EXERCISE GOAL
Using the listing below, show all lines that hold the word "Total".
# # # # #
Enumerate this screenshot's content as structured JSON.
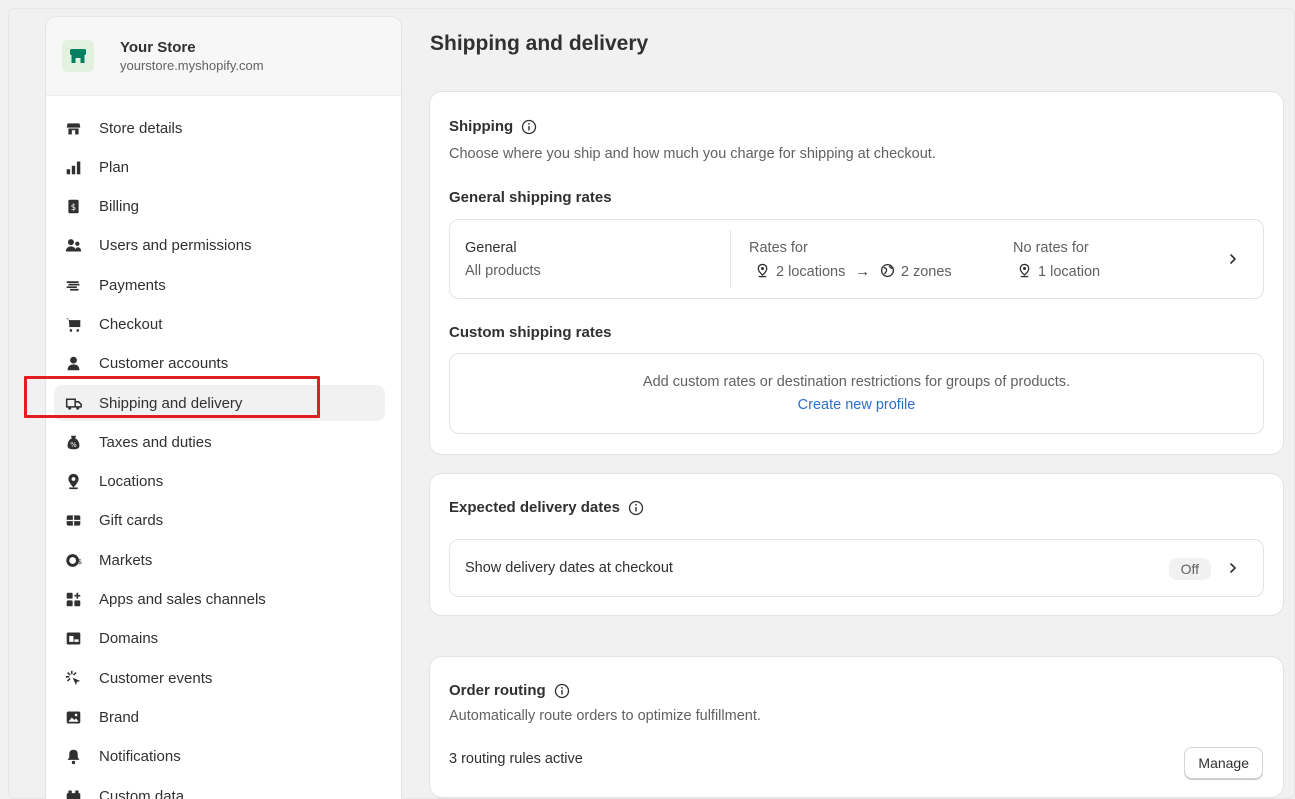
{
  "store": {
    "name": "Your Store",
    "url": "yourstore.myshopify.com"
  },
  "sidebar": {
    "items": [
      {
        "label": "Store details",
        "icon": "store-icon"
      },
      {
        "label": "Plan",
        "icon": "plan-icon"
      },
      {
        "label": "Billing",
        "icon": "billing-icon"
      },
      {
        "label": "Users and permissions",
        "icon": "users-icon"
      },
      {
        "label": "Payments",
        "icon": "payments-icon"
      },
      {
        "label": "Checkout",
        "icon": "cart-icon"
      },
      {
        "label": "Customer accounts",
        "icon": "person-icon"
      },
      {
        "label": "Shipping and delivery",
        "icon": "truck-icon",
        "active": true
      },
      {
        "label": "Taxes and duties",
        "icon": "tax-icon"
      },
      {
        "label": "Locations",
        "icon": "location-icon"
      },
      {
        "label": "Gift cards",
        "icon": "gift-card-icon"
      },
      {
        "label": "Markets",
        "icon": "markets-icon"
      },
      {
        "label": "Apps and sales channels",
        "icon": "apps-icon"
      },
      {
        "label": "Domains",
        "icon": "domains-icon"
      },
      {
        "label": "Customer events",
        "icon": "events-icon"
      },
      {
        "label": "Brand",
        "icon": "brand-icon"
      },
      {
        "label": "Notifications",
        "icon": "bell-icon"
      },
      {
        "label": "Custom data",
        "icon": "custom-data-icon"
      }
    ]
  },
  "page": {
    "title": "Shipping and delivery"
  },
  "shipping": {
    "title": "Shipping",
    "description": "Choose where you ship and how much you charge for shipping at checkout.",
    "general_heading": "General shipping rates",
    "general": {
      "name": "General",
      "subtitle": "All products",
      "rates_for_label": "Rates for",
      "locations": "2 locations",
      "arrow": "→",
      "zones": "2 zones",
      "no_rates_label": "No rates for",
      "no_rates_value": "1 location"
    },
    "custom_heading": "Custom shipping rates",
    "custom_text": "Add custom rates or destination restrictions for groups of products.",
    "custom_link": "Create new profile"
  },
  "delivery_dates": {
    "title": "Expected delivery dates",
    "row_label": "Show delivery dates at checkout",
    "status": "Off"
  },
  "order_routing": {
    "title": "Order routing",
    "description": "Automatically route orders to optimize fulfillment.",
    "status": "3 routing rules active",
    "button": "Manage"
  },
  "colors": {
    "highlight": "#e02020",
    "link": "#2c6ecb",
    "brand_green": "#008060"
  }
}
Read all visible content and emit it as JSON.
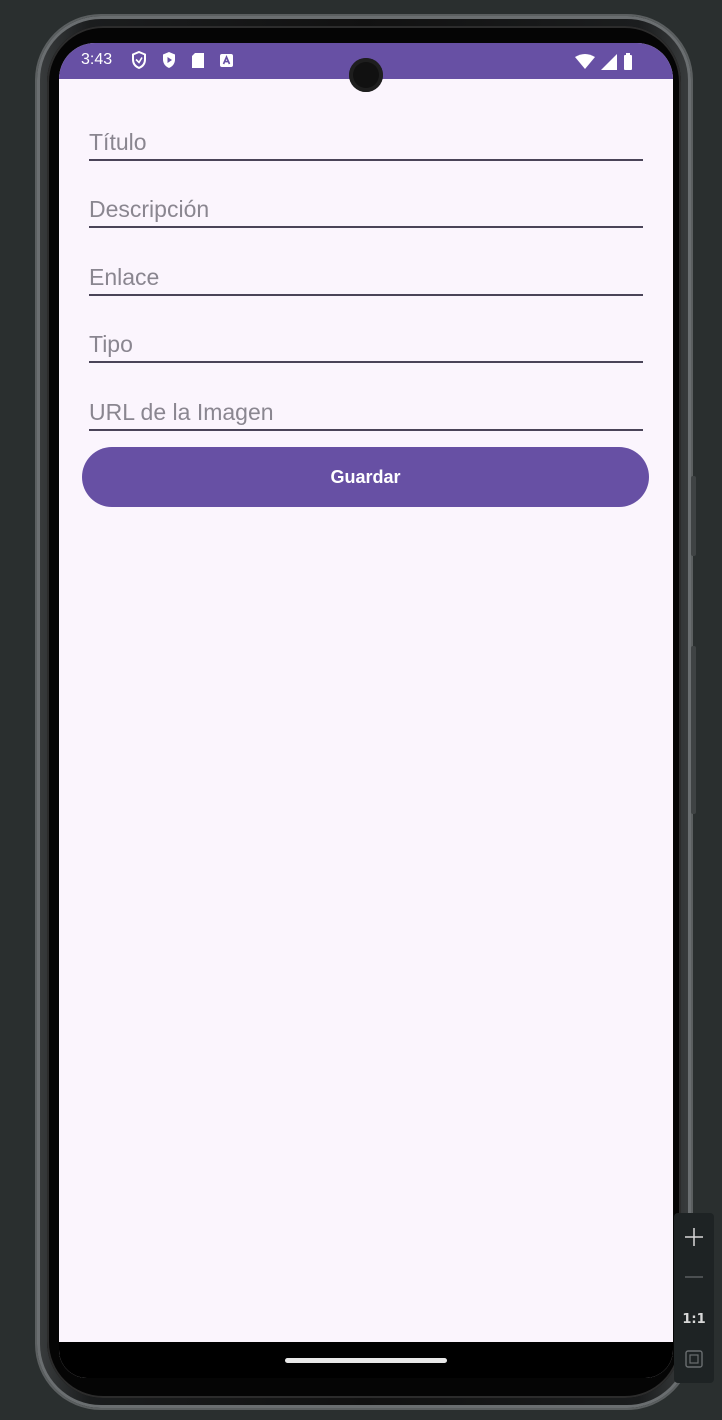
{
  "status_bar": {
    "time": "3:43",
    "left_icons": [
      "vpn-shield-icon",
      "play-protect-icon",
      "sd-card-icon",
      "app-notification-icon"
    ],
    "right_icons": [
      "wifi-icon",
      "cellular-signal-icon",
      "battery-icon"
    ],
    "background_color": "#6750a4"
  },
  "form": {
    "fields": [
      {
        "placeholder": "Título",
        "value": ""
      },
      {
        "placeholder": "Descripción",
        "value": ""
      },
      {
        "placeholder": "Enlace",
        "value": ""
      },
      {
        "placeholder": "Tipo",
        "value": ""
      },
      {
        "placeholder": "URL de la Imagen",
        "value": ""
      }
    ],
    "save_button": {
      "label": "Guardar",
      "color": "#6750a4"
    }
  },
  "emulator_controls": {
    "zoom_in_icon": "plus-icon",
    "zoom_out_icon": "minus-icon",
    "actual_size_label": "1:1",
    "fit_screen_icon": "fit-screen-icon"
  },
  "colors": {
    "screen_background": "#fbf5fd",
    "primary": "#6750a4",
    "field_underline": "#4a4458",
    "placeholder": "#8a8690"
  }
}
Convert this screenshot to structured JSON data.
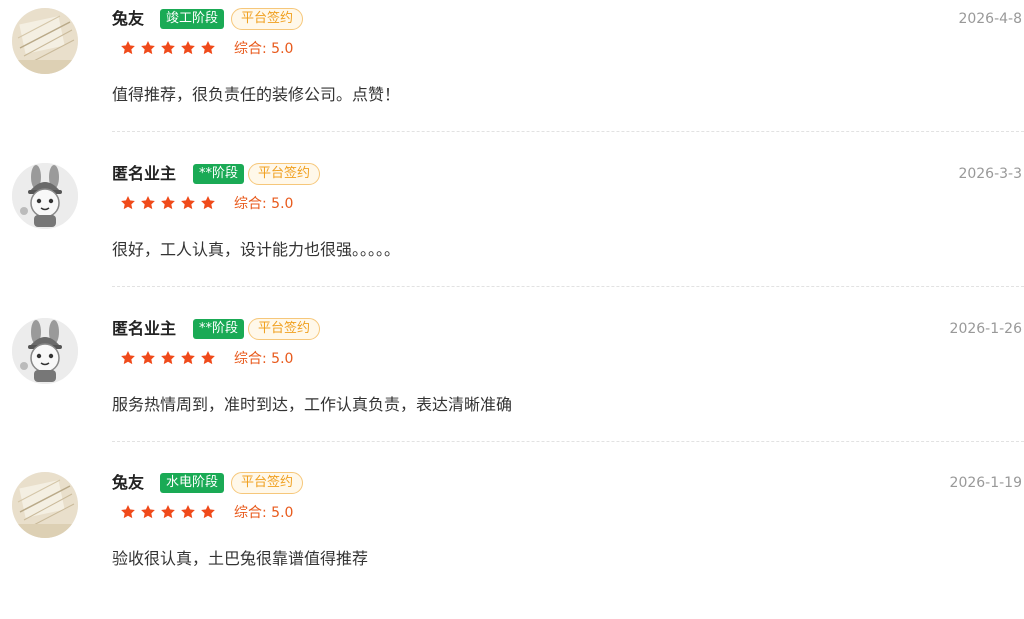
{
  "reviews": [
    {
      "avatar_icon": "sketch-avatar-icon",
      "name": "兔友",
      "stage": "竣工阶段",
      "platform_tag": "平台签约",
      "rating": 5,
      "score_label": "综合: 5.0",
      "date": "2026-4-8",
      "content": "值得推荐，很负责任的装修公司。点赞！"
    },
    {
      "avatar_icon": "rabbit-mascot-icon",
      "name": "匿名业主",
      "stage": "**阶段",
      "platform_tag": "平台签约",
      "rating": 5,
      "score_label": "综合: 5.0",
      "date": "2026-3-3",
      "content": "很好，工人认真，设计能力也很强。。。。。"
    },
    {
      "avatar_icon": "rabbit-mascot-icon",
      "name": "匿名业主",
      "stage": "**阶段",
      "platform_tag": "平台签约",
      "rating": 5,
      "score_label": "综合: 5.0",
      "date": "2026-1-26",
      "content": "服务热情周到，准时到达，工作认真负责，表达清晰准确"
    },
    {
      "avatar_icon": "sketch-avatar-icon",
      "name": "兔友",
      "stage": "水电阶段",
      "platform_tag": "平台签约",
      "rating": 5,
      "score_label": "综合: 5.0",
      "date": "2026-1-19",
      "content": "验收很认真，土巴兔很靠谱值得推荐"
    }
  ],
  "colors": {
    "stage_green": "#1aaa55",
    "platform_orange": "#f0a020",
    "star_red": "#f04a1a",
    "score_orange": "#e85a1c"
  }
}
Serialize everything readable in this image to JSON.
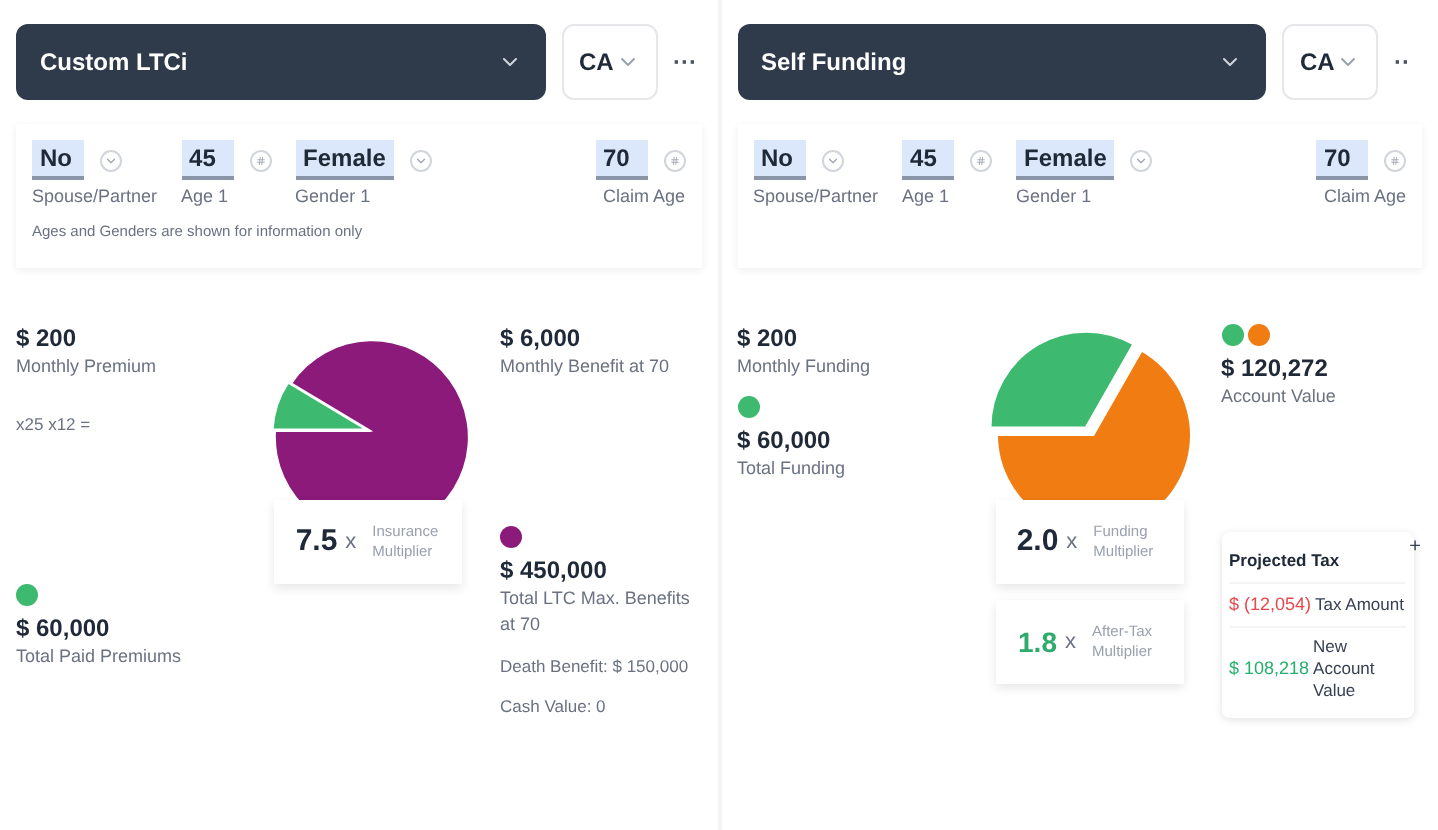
{
  "panels": [
    {
      "plan": "Custom LTCi",
      "state": "CA",
      "more": "···",
      "fields": [
        {
          "value": "No",
          "label": "Spouse/Partner",
          "kind": "select"
        },
        {
          "value": "45",
          "label": "Age 1",
          "kind": "number"
        },
        {
          "value": "Female",
          "label": "Gender 1",
          "kind": "select"
        }
      ],
      "claim": {
        "value": "70",
        "label": "Claim Age",
        "kind": "number"
      },
      "note": "Ages and Genders are shown for information only",
      "pie": {
        "kind": "ltc",
        "slices": [
          {
            "color": "#8b1a7a"
          },
          {
            "color": "#3dba6f"
          }
        ]
      },
      "left_groups": [
        [
          {
            "kind": "stat",
            "value": "$ 200",
            "label": "Monthly Premium"
          },
          {
            "kind": "note",
            "text": "x25 x12 ="
          }
        ],
        [
          {
            "kind": "stat",
            "value": "$ 60,000",
            "label": "Total Paid Premiums",
            "dots": [
              {
                "color": "#3dba6f"
              }
            ]
          }
        ]
      ],
      "right_groups": [
        [
          {
            "kind": "stat",
            "value": "$ 6,000",
            "label": "Monthly Benefit at 70"
          }
        ],
        [
          {
            "kind": "stat",
            "value": "$ 450,000",
            "label": "Total LTC Max. Benefits at 70",
            "dots": [
              {
                "color": "#8b1a7a"
              }
            ]
          },
          {
            "kind": "note",
            "text": "Death Benefit: $ 150,000"
          },
          {
            "kind": "note",
            "text": "Cash Value: 0"
          }
        ]
      ],
      "multipliers": [
        {
          "kind": "main",
          "value": "7.5",
          "unit": "x",
          "label": "Insurance Multiplier"
        }
      ]
    },
    {
      "plan": "Self Funding",
      "state": "CA",
      "more": "··",
      "fields": [
        {
          "value": "No",
          "label": "Spouse/Partner",
          "kind": "select"
        },
        {
          "value": "45",
          "label": "Age 1",
          "kind": "number"
        },
        {
          "value": "Female",
          "label": "Gender 1",
          "kind": "select"
        }
      ],
      "claim": {
        "value": "70",
        "label": "Claim Age",
        "kind": "number"
      },
      "pie": {
        "kind": "funding",
        "slices": [
          {
            "color": "#f07c12"
          },
          {
            "color": "#3dba6f"
          }
        ]
      },
      "left_groups": [
        [
          {
            "kind": "stat",
            "value": "$ 200",
            "label": "Monthly Funding"
          },
          {
            "kind": "stat",
            "value": "$ 60,000",
            "label": "Total Funding",
            "dots": [
              {
                "color": "#3dba6f"
              }
            ]
          }
        ]
      ],
      "right_groups": [
        [
          {
            "kind": "stat",
            "value": "$ 120,272",
            "label": "Account Value",
            "dots": [
              {
                "color": "#3dba6f"
              },
              {
                "color": "#f07c12"
              }
            ]
          }
        ],
        [
          {
            "kind": "tax",
            "title": "Projected Tax",
            "toggle": "+",
            "rows": [
              {
                "value": "$ (12,054)",
                "label": "Tax Amount",
                "kind": "negative"
              },
              {
                "value": "$ 108,218",
                "label": "New Account Value",
                "kind": "positive"
              }
            ]
          }
        ]
      ],
      "multipliers": [
        {
          "kind": "main",
          "value": "2.0",
          "unit": "x",
          "label": "Funding Multiplier"
        },
        {
          "kind": "after-tax",
          "value": "1.8",
          "unit": "x",
          "label": "After-Tax Multiplier"
        }
      ]
    }
  ]
}
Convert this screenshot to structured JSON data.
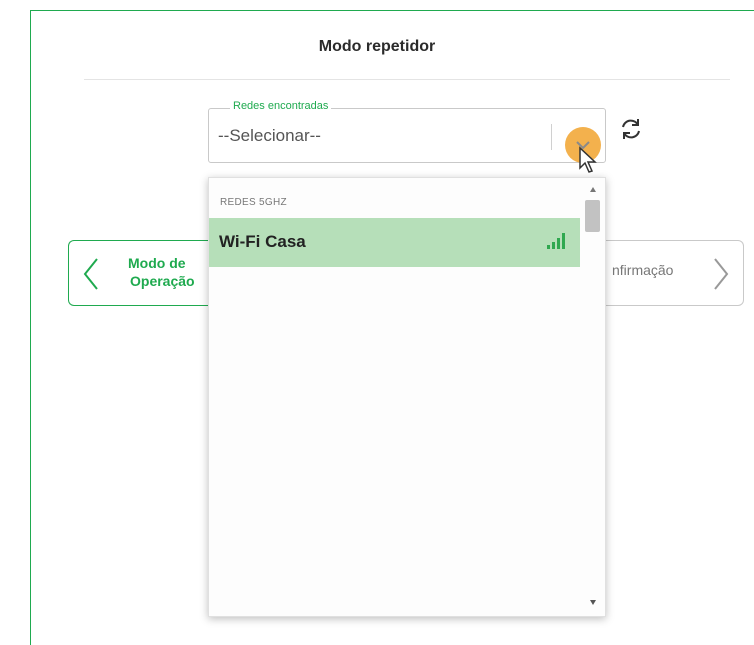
{
  "header": {
    "title": "Modo repetidor"
  },
  "network_select": {
    "legend": "Redes encontradas",
    "value": "--Selecionar--",
    "group_label": "REDES 5GHZ",
    "options": [
      {
        "label": "Wi-Fi Casa",
        "signal_icon": "wifi-signal-icon",
        "selected": true
      }
    ]
  },
  "nav": {
    "prev_label_line1": "Modo de",
    "prev_label_line2": "Operação",
    "next_label": "nfirmação"
  },
  "colors": {
    "accent": "#1faa4f",
    "highlight": "#b6dfb9",
    "chevron_bg": "#f3b14d"
  }
}
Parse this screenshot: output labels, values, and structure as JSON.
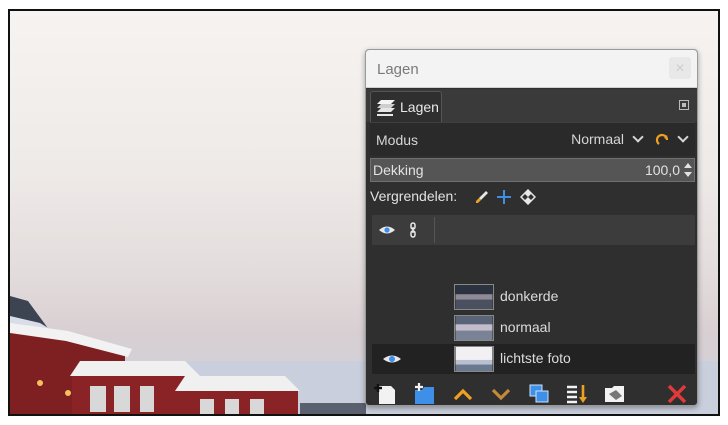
{
  "dialog": {
    "title": "Lagen"
  },
  "tab": {
    "label": "Lagen"
  },
  "mode": {
    "label": "Modus",
    "value": "Normaal"
  },
  "opacity": {
    "label": "Dekking",
    "value": "100,0"
  },
  "lock": {
    "label": "Vergrendelen:"
  },
  "layers": [
    {
      "name": "donkerde",
      "visible": false,
      "selected": false
    },
    {
      "name": "normaal",
      "visible": false,
      "selected": false
    },
    {
      "name": "lichtste foto",
      "visible": true,
      "selected": true
    }
  ],
  "icons": {
    "close": "close-icon",
    "tab": "layers-stack-icon",
    "tab_menu": "tab-menu-icon",
    "composite": "composite-mode-icon",
    "lock_paint": "brush-icon",
    "lock_position": "move-cross-icon",
    "lock_alpha": "checkerboard-icon",
    "header_visibility": "eye-icon",
    "header_link": "chain-icon",
    "toolbar": [
      "new-layer-icon",
      "new-layer-group-icon",
      "raise-layer-icon",
      "lower-layer-icon",
      "duplicate-layer-icon",
      "merge-down-icon",
      "layer-mask-icon",
      "delete-layer-icon"
    ]
  },
  "colors": {
    "dock_bg": "#2f2f2f",
    "accent_orange": "#f0a020",
    "accent_blue": "#3d8fe8",
    "delete_red": "#e23a3a"
  }
}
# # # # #
TASK SOLUTION
            "label": "Total Paid Premiums",
            "label": "Total LTC Max. Benefits at 70",
            "label": "Total Funding",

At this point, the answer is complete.